novel effort to essentially create a new, tradable asset class out of appraisal rights. The trust is spearheaded by the Shareholder Forum, an effort to educate investors about their rights, and run by Gary Lutin, a former investment banker turned corporate governance watchdog.

One plan is for Dell investors who think their shares are worth more to pool their rights into the trust.  those who want out for any reason could sell their trust units, while arbitrageurs or other, more patient investors could buy in. Lutin said the trust will also manage options for investors who don't want the publicity of a traded security, though the details are still being worked out.

To establish enough marketability for the public-float option, Lutin says the trust needs about 20 milion shares. It has lost out on Icahn's 156 million, but likely has a big pool of shares to draw from. Some 400 million shares were voted against the merger, a prerequisite for demanding appraisal. It's not clear how many of those shares have sent a letter to Dell declaring their intentions — spokesman David Frink has repeatedly declined to comment — but even half would leave more than twice the number the trust is seeking.

Appraisal actions can't officially be filed until early March, after the 120-day statutory window from the merger's effective date expires.
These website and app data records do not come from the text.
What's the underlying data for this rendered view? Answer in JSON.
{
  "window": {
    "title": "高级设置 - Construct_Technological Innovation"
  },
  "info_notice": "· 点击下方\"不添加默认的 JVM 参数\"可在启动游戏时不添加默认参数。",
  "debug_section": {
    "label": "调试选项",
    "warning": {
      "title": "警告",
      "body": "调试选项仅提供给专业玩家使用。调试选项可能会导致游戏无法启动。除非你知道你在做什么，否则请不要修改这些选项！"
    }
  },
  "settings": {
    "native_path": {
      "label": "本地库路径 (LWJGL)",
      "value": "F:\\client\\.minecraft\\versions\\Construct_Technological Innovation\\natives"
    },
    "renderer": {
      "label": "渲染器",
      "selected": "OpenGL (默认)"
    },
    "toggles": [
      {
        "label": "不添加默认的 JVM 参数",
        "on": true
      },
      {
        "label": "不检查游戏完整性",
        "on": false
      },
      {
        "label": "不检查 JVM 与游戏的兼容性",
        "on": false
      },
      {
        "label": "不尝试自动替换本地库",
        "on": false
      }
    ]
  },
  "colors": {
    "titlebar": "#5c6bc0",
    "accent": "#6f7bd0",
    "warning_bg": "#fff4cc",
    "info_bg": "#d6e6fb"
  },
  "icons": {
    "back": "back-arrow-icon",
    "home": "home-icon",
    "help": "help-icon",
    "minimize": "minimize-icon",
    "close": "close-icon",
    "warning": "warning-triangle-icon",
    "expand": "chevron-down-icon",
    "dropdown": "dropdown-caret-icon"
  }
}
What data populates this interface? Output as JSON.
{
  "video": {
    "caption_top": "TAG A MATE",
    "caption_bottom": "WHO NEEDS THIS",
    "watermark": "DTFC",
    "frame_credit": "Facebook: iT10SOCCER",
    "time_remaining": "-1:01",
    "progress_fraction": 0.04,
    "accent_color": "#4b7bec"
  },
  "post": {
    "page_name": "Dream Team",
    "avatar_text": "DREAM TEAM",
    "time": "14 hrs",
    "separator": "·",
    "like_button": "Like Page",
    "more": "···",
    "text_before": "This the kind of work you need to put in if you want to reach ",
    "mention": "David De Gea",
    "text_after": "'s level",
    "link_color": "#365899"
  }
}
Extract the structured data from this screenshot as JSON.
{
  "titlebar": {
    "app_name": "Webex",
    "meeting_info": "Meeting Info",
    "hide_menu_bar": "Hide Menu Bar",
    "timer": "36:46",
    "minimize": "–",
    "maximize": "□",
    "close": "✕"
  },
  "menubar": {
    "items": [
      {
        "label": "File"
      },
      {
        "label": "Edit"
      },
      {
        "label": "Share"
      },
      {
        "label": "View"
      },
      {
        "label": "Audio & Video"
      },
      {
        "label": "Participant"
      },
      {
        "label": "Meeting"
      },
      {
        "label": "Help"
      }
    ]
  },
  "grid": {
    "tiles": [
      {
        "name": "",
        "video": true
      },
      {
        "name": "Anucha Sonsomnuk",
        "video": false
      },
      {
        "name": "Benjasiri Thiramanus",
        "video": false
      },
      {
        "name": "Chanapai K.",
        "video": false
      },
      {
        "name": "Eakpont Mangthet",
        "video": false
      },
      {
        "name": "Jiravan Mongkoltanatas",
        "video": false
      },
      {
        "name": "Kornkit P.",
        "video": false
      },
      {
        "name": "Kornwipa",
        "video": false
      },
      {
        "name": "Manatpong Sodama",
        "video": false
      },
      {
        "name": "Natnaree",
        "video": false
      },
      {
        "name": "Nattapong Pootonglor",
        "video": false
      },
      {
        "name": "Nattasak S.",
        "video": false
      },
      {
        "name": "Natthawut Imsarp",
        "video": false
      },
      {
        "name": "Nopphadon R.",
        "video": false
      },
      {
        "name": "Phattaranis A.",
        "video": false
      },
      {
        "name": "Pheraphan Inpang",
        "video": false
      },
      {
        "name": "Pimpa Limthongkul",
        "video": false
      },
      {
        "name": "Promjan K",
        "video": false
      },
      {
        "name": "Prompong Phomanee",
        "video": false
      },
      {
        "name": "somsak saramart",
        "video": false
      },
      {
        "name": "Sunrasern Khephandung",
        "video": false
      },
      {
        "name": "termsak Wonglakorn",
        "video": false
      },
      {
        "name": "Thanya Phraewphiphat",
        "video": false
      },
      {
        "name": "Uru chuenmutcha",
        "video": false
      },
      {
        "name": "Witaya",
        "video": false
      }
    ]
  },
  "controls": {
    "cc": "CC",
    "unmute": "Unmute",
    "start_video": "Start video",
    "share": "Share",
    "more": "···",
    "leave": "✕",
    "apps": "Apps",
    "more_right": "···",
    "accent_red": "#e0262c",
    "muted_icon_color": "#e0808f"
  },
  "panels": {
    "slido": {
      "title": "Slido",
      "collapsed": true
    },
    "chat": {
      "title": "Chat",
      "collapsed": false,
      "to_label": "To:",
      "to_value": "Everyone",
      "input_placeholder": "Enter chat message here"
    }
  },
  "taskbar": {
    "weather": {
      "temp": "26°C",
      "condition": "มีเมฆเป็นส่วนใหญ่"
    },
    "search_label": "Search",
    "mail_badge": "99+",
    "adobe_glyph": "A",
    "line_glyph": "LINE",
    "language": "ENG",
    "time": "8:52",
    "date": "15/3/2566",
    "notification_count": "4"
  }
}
And they are notoriously unpredictable; the judge could very well decide Dell, whose earnings have slipped steadily since the deal was announced, is worth less than the $13.75-per-share merger price. 

But Lutin's group likes their odds; a
recent report commissioned by the forum found that in only eight Delaware appraisal cases in the past 20 years has a judge awarded less than the merger price. 

The Dell Valuation Trust is represented by Bingham McCutchen LLP on SEC regulatory issues and by Fish & Richardson PC on appraisal matters.

--Editing by Katherine Rautenberg.


© Copyright 2013, Portfolio Media, Inc.


This project was conducted as part of the Shareholder Forum's public interest  program for "Fair Investor Access," which is open free of charge to anyone concerned with investor interests in the development of marketplace standards for expanded access to information for securities valuation and shareholder voting decisions. As stated in the posted Conditions of Participation, the Forum's purpose is to provide decision-makers with access to information and a free exchange of views on the issues presented in the program's Forum Summary. Each participant is expected to make independent use of information obtained through the Forum, subject to the privacy rights of other participants.  It is a Forum rule that participants will not be identified or quoted without their explicit permission.

The management of Dell Inc. declined the Forum's invitation to provide leadership of this project, but was encouraged to collaborate in its progress to assure cost-efficient, timely delivery of information relevant to investor decisions. As the project evolved, those information requirements were ultimately satisfied in the context of an appraisal proceeding.

Inquiries about this project and requests to be included in its distribution list may be addressed to

The information provided to Forum participants is intended for their private reference, and permission has not been granted for the republishing of any copyrighted material. The material presented on this web site is the responsibility of Gary Lutin, as chairman of the Shareholder Forum.

Shareholder Forum™ is a trademark owned by The Shareholder Forum, Inc., for the programs conducted since 1999 to support investor access to decision-making information. It should be noted that we have no responsibility for the services that Broadridge Financial Solutions, Inc., introduced for review in the Forum's 2010 "E-Meetings" program and has since been offering with the “Shareholder Forum” name, and we have asked Broadridge to use a different name that does not suggest our support or endorsement.